- Talk to your friend in Mandarin.
I am really lucky because I have access to our parent community and they are willing to help. My next step is to bring them into my lessons to help me teach it.
On Thursday I had the ALLiS Lead teachers come to Newmarket for our monthly meeting. My principal was present at the meeting and the first thing she said was ‘Share your apple story.’ So I did. I know that sometimes the funny incidents help break the ice for a new group coming together and getting to know each other.
I shared my lesson resource blog with our ALLiS Cluster teachers. This space is where I am placing anything I use in one space so that other teachers who are willing to have a go at teaching Mandarin can do this. The space currently has videos I have used from youtube, however as our children learn, I will go back and replace the originals with what they do. I have to acknowledge too the huge work that our Mandarin Language Assistance did when they were with us. All their resources are available too to our teachers and have helped me immensely in what I am doing.
The bonus of having a blog, which I had not considered was I can place a homelink on the student iPads and they can come back and go over the lessons too. I know, the students should have been my first consideration when making the resource. However I was creating something and I love to tinker around learning. Already my mind is racing with possibilities. I am also using the site to curate some of my own language learning lessons. So when I have a moment, I can quickly pull it up and recap on any device.
— Newmarket Principal (@newmarketschool) May 11, 2016
On Friday our little ones stood up and shared their Mandarin learning with the whole school. I was so proud I could pop. At the same time I am incredibly proud of the teachers that I am working with in Te Ako Kowhai because they are also learning with me and are willing to learn too with the children. I thank them for practicing the songs and poems every day as this helps me tremendously in growing our children’s vocabulary.
At our school our children learn Te Reo as well as Mandarin so most of our children will exit Newmarket School as Qualinguals. You read correctly, four languages because most of our children are already fluent orally in two languages when they arrive. I really like too how learning TeReo and Mandarin gives our learners a chance to shine because once you learn another language, then learning a third and fourth is a lot easier.
Me as a learner
The children take great delight in making me practice my Mandarin so love coming up and asking me basic questions. The parents have even taken part too and greet me in Mandarin and ask me how I am. I now know three differing ways of greeting them back and have learnt how to respond when I am asked ‘Ni Hao Ma? (How are you? I used to always say 我饿了(wǒ è le) – I am hungry. But I can now say 我 很 好 (wǒ hěn hǎo) as well as a few others.
Coming up as part of my learning another language.
I have another observation coming up this week as part of my TPDL course and I am looking forward to that happening on Wednesday.
Next week I have two sessions at Auckland university around pedagogy as part of my TPDL course. I have finally completed my registration for that. I just need to finish the Ellis booklet.

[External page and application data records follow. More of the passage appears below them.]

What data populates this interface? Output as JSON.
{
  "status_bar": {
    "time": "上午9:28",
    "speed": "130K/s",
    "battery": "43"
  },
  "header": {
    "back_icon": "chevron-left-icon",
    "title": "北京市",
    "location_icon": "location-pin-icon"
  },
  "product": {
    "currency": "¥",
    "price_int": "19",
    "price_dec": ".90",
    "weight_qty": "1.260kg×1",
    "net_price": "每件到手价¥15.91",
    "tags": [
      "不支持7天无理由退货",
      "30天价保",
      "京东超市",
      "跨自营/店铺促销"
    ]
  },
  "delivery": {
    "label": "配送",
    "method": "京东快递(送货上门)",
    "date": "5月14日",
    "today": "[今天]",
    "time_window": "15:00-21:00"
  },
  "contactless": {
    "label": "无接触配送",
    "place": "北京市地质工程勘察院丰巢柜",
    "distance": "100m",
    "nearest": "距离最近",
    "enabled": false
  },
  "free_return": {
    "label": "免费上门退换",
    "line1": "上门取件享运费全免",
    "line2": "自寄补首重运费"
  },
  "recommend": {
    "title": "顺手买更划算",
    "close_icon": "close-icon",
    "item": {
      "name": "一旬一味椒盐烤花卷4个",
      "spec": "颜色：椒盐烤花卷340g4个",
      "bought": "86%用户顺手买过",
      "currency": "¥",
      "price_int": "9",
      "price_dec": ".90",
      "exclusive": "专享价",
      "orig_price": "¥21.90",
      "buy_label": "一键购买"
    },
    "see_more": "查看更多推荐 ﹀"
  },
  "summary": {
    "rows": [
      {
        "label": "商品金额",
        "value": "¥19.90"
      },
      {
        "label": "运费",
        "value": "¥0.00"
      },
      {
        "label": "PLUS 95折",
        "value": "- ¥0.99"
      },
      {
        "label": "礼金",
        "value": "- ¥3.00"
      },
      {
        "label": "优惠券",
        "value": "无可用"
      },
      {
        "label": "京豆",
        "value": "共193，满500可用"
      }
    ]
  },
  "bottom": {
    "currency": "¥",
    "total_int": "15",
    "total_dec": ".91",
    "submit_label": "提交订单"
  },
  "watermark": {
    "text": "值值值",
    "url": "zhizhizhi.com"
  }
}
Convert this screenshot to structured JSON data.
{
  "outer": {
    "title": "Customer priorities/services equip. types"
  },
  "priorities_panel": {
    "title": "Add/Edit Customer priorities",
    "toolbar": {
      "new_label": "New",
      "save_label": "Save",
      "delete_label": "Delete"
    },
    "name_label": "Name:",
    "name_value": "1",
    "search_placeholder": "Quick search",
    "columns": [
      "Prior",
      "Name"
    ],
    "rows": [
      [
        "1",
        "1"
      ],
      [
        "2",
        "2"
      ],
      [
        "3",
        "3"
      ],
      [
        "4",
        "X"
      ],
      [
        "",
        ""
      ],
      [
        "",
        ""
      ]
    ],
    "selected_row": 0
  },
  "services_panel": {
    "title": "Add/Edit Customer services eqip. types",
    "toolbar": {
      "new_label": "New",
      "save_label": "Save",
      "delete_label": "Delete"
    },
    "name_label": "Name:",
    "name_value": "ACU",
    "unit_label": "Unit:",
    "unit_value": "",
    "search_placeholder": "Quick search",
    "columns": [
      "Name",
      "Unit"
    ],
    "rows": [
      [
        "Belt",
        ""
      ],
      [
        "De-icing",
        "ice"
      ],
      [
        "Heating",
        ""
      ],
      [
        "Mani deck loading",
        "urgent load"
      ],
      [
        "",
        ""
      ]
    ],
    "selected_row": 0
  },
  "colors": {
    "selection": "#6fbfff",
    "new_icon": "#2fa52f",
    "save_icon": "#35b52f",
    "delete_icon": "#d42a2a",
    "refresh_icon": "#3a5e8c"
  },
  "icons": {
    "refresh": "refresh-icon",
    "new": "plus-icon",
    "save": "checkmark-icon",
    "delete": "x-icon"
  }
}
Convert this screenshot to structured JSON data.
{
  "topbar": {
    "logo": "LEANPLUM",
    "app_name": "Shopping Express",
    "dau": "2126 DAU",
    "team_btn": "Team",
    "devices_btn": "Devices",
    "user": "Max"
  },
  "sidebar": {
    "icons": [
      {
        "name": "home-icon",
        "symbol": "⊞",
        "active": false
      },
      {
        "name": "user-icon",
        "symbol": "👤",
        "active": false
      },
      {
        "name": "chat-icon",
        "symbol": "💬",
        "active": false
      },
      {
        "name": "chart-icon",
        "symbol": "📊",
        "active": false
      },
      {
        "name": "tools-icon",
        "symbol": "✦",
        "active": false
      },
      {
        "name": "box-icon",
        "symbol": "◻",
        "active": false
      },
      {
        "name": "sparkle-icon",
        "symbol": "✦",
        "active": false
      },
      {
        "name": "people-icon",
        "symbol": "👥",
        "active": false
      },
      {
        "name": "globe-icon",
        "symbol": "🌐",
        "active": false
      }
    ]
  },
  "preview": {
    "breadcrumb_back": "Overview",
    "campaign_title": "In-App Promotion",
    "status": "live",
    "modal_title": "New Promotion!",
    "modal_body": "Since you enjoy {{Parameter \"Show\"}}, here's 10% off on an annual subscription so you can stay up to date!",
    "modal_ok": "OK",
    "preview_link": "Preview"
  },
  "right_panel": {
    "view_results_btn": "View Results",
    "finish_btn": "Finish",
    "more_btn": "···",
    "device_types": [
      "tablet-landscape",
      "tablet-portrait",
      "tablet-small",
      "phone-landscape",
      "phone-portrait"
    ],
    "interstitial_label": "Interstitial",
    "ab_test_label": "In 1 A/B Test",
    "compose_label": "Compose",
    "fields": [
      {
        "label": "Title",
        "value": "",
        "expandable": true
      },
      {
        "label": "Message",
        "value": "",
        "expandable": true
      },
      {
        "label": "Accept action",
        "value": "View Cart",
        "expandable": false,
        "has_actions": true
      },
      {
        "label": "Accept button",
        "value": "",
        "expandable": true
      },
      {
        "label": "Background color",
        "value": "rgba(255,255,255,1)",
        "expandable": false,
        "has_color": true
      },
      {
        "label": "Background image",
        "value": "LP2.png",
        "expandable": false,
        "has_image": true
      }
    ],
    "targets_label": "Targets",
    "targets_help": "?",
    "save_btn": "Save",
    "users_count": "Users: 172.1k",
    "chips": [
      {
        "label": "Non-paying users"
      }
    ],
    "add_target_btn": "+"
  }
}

I have had my abstract accepted for the New Zealand Association of Language Teachers (NZALT) conference. http://www.eenz.com/nzalt16/.
I am still attending my Wednesday Mandarin course at Unitec which takes four hours out of my day. I enjoy the train ride and the walk time as I use this quiet time for reflection. This week I created some vocabulary slides to help me memorise seasons, weather and days of the week.
I have investigated sitting the Hànyǔ Shuǐpíng Kǎoshì (HSK) Level 1 test. The test is designed for learners who can understand and use some simple Chinese characters and sentences to communicate. In New Zealand the test is offered by Confucius twice a year. I aim to sit this first level in November. I have found this fabulous app that helps me memorise Chinese characters using flashcards. The app is called Find a pair. It is free and I really like it. I have gone on and bought the next level but at this stage that is too difficult for me.
I can now read 11 characters.